▸ **Source material**
###

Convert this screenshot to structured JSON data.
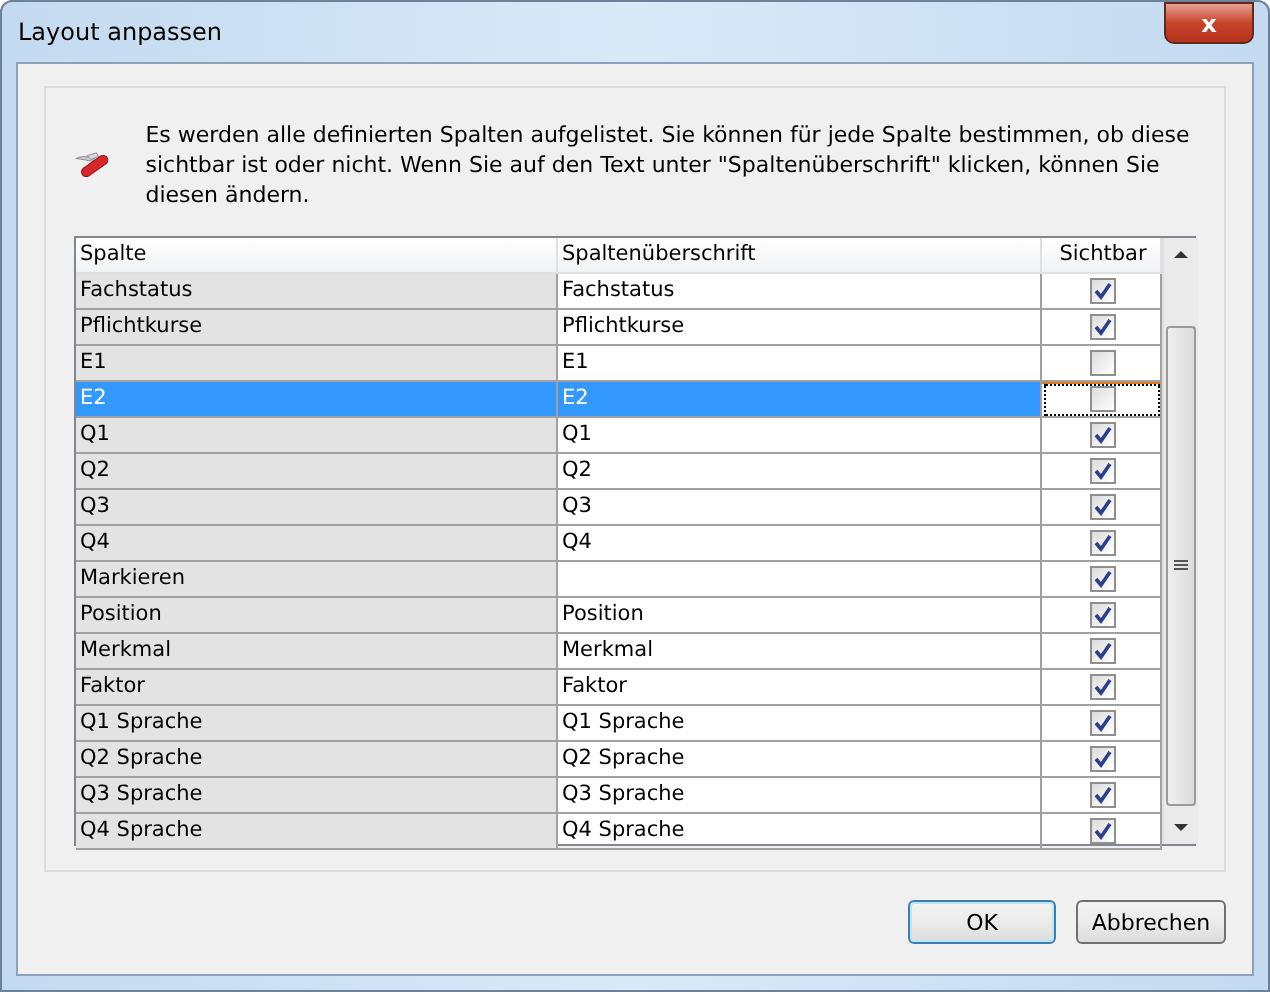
{
  "window": {
    "title": "Layout anpassen",
    "close_label": "x"
  },
  "description": "Es werden alle definierten Spalten aufgelistet. Sie können für jede Spalte bestimmen, ob diese sichtbar ist oder nicht. Wenn Sie auf den Text unter \"Spaltenüberschrift\" klicken, können Sie diesen ändern.",
  "table": {
    "columns": [
      "Spalte",
      "Spaltenüberschrift",
      "Sichtbar"
    ],
    "rows": [
      {
        "column": "Fachstatus",
        "heading": "Fachstatus",
        "visible": true,
        "selected": false
      },
      {
        "column": "Pflichtkurse",
        "heading": "Pflichtkurse",
        "visible": true,
        "selected": false
      },
      {
        "column": "E1",
        "heading": "E1",
        "visible": false,
        "selected": false
      },
      {
        "column": "E2",
        "heading": "E2",
        "visible": false,
        "selected": true
      },
      {
        "column": "Q1",
        "heading": "Q1",
        "visible": true,
        "selected": false
      },
      {
        "column": "Q2",
        "heading": "Q2",
        "visible": true,
        "selected": false
      },
      {
        "column": "Q3",
        "heading": "Q3",
        "visible": true,
        "selected": false
      },
      {
        "column": "Q4",
        "heading": "Q4",
        "visible": true,
        "selected": false
      },
      {
        "column": "Markieren",
        "visible": true,
        "selected": false
      },
      {
        "column": "Position",
        "heading": "Position",
        "visible": true,
        "selected": false
      },
      {
        "column": "Merkmal",
        "heading": "Merkmal",
        "visible": true,
        "selected": false
      },
      {
        "column": "Faktor",
        "heading": "Faktor",
        "visible": true,
        "selected": false
      },
      {
        "column": "Q1 Sprache",
        "heading": "Q1 Sprache",
        "visible": true,
        "selected": false
      },
      {
        "column": "Q2 Sprache",
        "heading": "Q2 Sprache",
        "visible": true,
        "selected": false
      },
      {
        "column": "Q3 Sprache",
        "heading": "Q3 Sprache",
        "visible": true,
        "selected": false
      },
      {
        "column": "Q4 Sprache",
        "heading": "Q4 Sprache",
        "visible": true,
        "selected": false
      }
    ]
  },
  "buttons": [
    {
      "label": "OK",
      "default": true
    },
    {
      "label": "Abbrechen",
      "default": false
    }
  ]
}
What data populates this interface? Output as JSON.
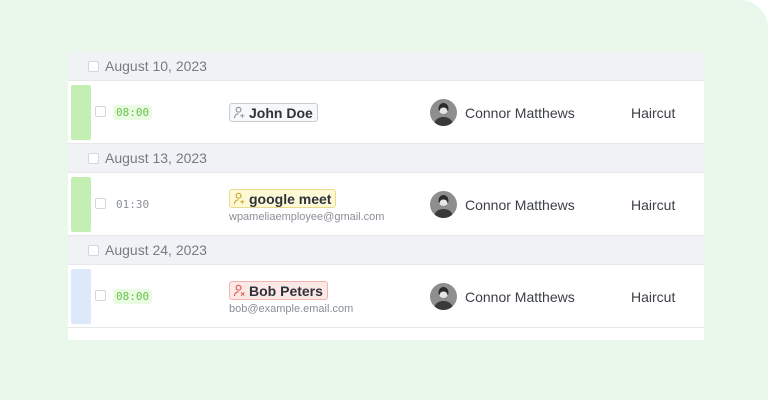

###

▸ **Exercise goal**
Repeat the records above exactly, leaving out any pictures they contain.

▸ **Task response**
Convert this screenshot to structured JSON data.
{
  "window": {
    "title": "Layout anpassen",
    "close_label": "x"
  },
  "description": "Es werden alle definierten Spalten aufgelistet. Sie können für jede Spalte bestimmen, ob diese sichtbar ist oder nicht. Wenn Sie auf den Text unter \"Spaltenüberschrift\" klicken, können Sie diesen ändern.",
  "table": {
    "columns": [
      "Spalte",
      "Spaltenüberschrift",
      "Sichtbar"
    ],
    "rows": [
      {
        "column": "Fachstatus",
        "heading": "Fachstatus",
        "visible": true,
        "selected": false
      },
      {
        "column": "Pflichtkurse",
        "heading": "Pflichtkurse",
        "visible": true,
        "selected": false
      },
      {
        "column": "E1",
        "heading": "E1",
        "visible": false,
        "selected": false
      },
      {
        "column": "E2",
        "heading": "E2",
        "visible": false,
        "selected": true
      },
      {
        "column": "Q1",
        "heading": "Q1",
        "visible": true,
        "selected": false
      },
      {
        "column": "Q2",
        "heading": "Q2",
        "visible": true,
        "selected": false
      },
      {
        "column": "Q3",
        "heading": "Q3",
        "visible": true,
        "selected": false
      },
      {
        "column": "Q4",
        "heading": "Q4",
        "visible": true,
        "selected": false
      },
      {
        "column": "Markieren",
        "visible": true,
        "selected": false
      },
      {
        "column": "Position",
        "heading": "Position",
        "visible": true,
        "selected": false
      },
      {
        "column": "Merkmal",
        "heading": "Merkmal",
        "visible": true,
        "selected": false
      },
      {
        "column": "Faktor",
        "heading": "Faktor",
        "visible": true,
        "selected": false
      },
      {
        "column": "Q1 Sprache",
        "heading": "Q1 Sprache",
        "visible": true,
        "selected": false
      },
      {
        "column": "Q2 Sprache",
        "heading": "Q2 Sprache",
        "visible": true,
        "selected": false
      },
      {
        "column": "Q3 Sprache",
        "heading": "Q3 Sprache",
        "visible": true,
        "selected": false
      },
      {
        "column": "Q4 Sprache",
        "heading": "Q4 Sprache",
        "visible": true,
        "selected": false
      }
    ]
  },
  "buttons": [
    {
      "label": "OK",
      "default": true
    },
    {
      "label": "Abbrechen",
      "default": false
    }
  ]
}
What data populates this interface? Output as JSON.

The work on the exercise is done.